What this in fact does is that it makes every motion impossible, because for John to cover half of the half of the distance, as well as prior to doing that, he must cover half of the half of the half of the distance that is remaining, and this procedure keeps repeating itself so that in fact he can never move whatever distance at all, since by so doing, it entails first covering an infinite number of little middle distances.

Well, assuming that John can be able cover all the infinite number of tiny distances, how far will he have walked? Two hundred meters! In other words,

[200=\frac{200}{2}+\frac{200}{4}+\frac{200}{8}+\frac{200}{16}+\frac{200}{32}+ frac{200}{64} +…]

Summing up an infinite figure of positive distances is supposed to provide a distance that is infinite from the sum. However, it does not -in John’s case it gives a number that is finite; in reality, all these small distances sum up to 200. The logic is that if one can divide a distance that is finite into a number of little distances that are infinite, then summing up all those distances collectively ought to give back the finite distance that one started with.

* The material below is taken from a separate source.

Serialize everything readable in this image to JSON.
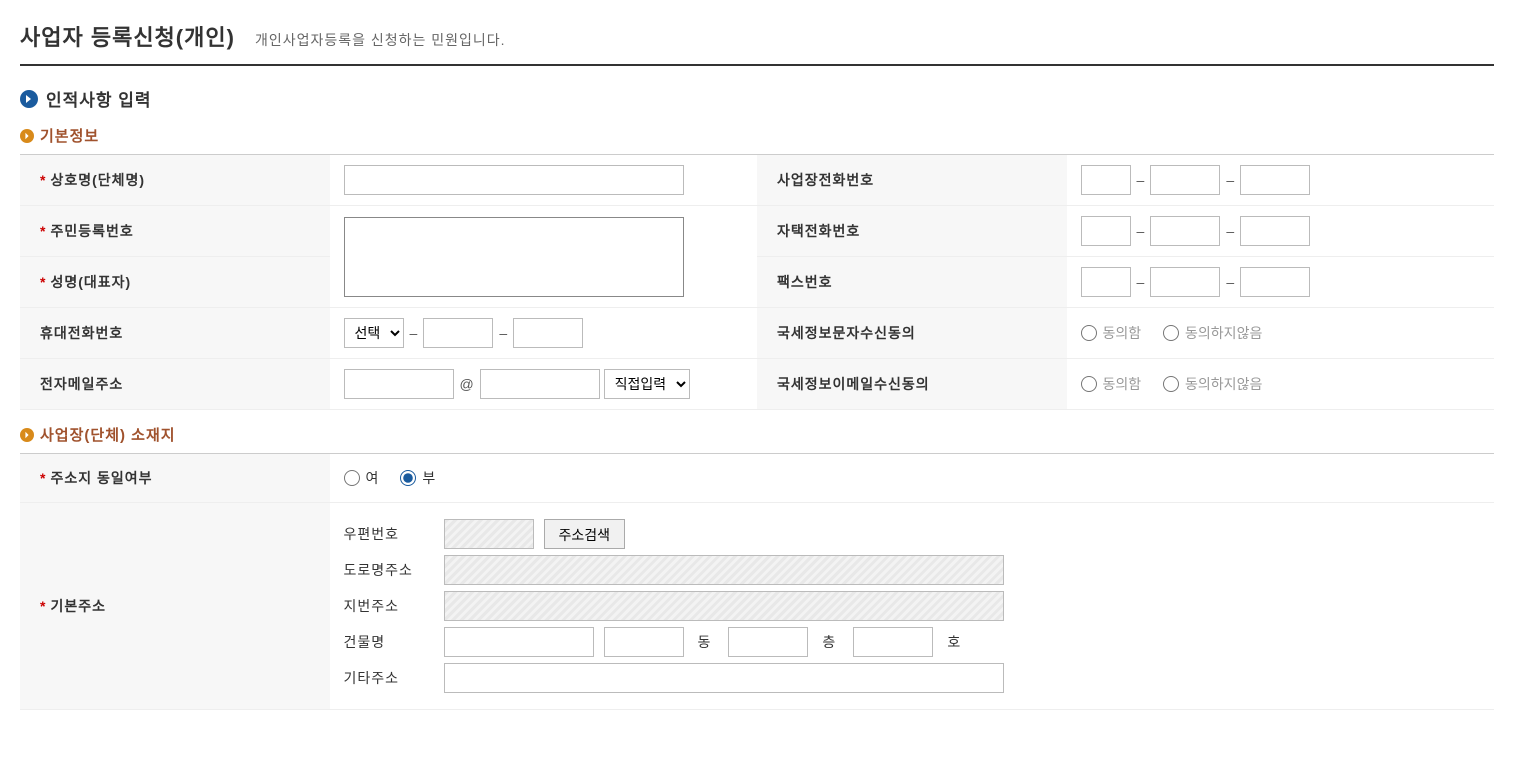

Therefore, the solution to the Zeno’s paradox is simple. Apparently, it will take John some fixed time so as to cover half of the field’s distance, for instance, 10 minutes. How long will John take to cover half of the 100 meters that is remaining? Half as long – just 5 minutes. In order to cover half of the remaining 50 meters, it will take him 2.5 minutes, and so on. Once John has covered all the numerous infinite distances, as well as sum up the time he took to cross them. Finally, John will reach the other end of the field. Therefore, in the paradox of Achilles and the tortoise, Achilles will have won that race.

In conclusion, there are various flaws that exist in Zeno’s paradox, and which are still debatable today. The solution in this paradox is analogous. Although the solution to the paradoxes of Zeno took many years in order to materialize, the philosophical problem can be solved. In case there exists different alternative treatments to the Zeno's paradoxes, then there arises the issue of if there is a distinct solution to these paradoxes or a number of solutions. From the viewpoint of Zeno’s paradoxes, the most noteworthy lesson that has been learned by those trying to resolve these paradoxes is that the only way out needs revision of many old theories as well as their concepts.